Unemployment in Ohio is pretty darn bad. Not Michigan-level bad, or Nevada-level bad, but 11 percent unemployment is still higher than the national average. And some cities are considerably worse: Dayton and Lima are at 12.5 percent, Toledo is at 13.4 percent, Youngstown is at 13.7 percent, and Steubenville, over by the West Virginia border, is at 15.3 percent.
It’s tough to be an incumbent governor like Ted Strickland, who promised to create jobs during his 2006 campaign. It can leave you a little tongue-tied. The folks who prefer John Kasich are using a bit of David Spade to showcase Strickland’s less-than-fully-coherent answer:
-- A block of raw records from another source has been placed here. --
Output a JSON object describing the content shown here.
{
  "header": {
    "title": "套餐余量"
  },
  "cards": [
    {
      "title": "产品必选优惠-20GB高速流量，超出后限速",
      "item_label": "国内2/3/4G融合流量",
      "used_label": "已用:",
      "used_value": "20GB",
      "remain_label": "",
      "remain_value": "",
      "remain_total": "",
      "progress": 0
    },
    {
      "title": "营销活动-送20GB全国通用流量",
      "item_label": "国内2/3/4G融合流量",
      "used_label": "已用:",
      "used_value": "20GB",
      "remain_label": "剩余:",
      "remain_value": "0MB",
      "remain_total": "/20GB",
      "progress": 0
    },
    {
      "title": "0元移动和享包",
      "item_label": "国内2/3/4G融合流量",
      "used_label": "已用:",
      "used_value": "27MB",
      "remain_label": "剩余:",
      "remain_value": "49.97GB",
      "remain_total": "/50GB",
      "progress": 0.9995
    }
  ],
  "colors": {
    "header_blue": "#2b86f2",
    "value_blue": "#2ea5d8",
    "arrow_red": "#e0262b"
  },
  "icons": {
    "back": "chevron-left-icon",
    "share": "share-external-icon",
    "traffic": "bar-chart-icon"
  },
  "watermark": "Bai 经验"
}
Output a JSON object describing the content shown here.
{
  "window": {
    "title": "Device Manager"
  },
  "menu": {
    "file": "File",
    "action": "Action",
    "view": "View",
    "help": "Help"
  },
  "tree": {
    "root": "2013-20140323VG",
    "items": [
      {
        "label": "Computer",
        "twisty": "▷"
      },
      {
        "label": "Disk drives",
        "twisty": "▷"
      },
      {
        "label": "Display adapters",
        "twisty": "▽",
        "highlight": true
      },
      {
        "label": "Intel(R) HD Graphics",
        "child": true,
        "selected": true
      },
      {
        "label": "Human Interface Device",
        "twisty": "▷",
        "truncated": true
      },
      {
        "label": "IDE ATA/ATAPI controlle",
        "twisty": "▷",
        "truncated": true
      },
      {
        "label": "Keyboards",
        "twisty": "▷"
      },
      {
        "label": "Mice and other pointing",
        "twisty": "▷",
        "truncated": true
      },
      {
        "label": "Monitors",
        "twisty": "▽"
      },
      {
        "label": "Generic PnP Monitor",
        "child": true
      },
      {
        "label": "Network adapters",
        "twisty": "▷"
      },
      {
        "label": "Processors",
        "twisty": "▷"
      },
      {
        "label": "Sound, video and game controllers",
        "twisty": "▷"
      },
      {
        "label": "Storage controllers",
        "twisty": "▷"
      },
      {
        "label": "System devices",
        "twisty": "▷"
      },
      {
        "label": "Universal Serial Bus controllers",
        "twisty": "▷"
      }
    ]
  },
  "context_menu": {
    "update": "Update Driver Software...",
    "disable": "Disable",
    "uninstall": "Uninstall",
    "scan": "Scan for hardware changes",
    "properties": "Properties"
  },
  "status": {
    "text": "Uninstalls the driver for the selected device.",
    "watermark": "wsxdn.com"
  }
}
I presume the governor was trying to emphasize that the state actually created 4,900 jobs in the previous month, but the unemployment rate actually increased because the number of people looking for work increased — i.e., people who were not part of the workforce got back in and started looking.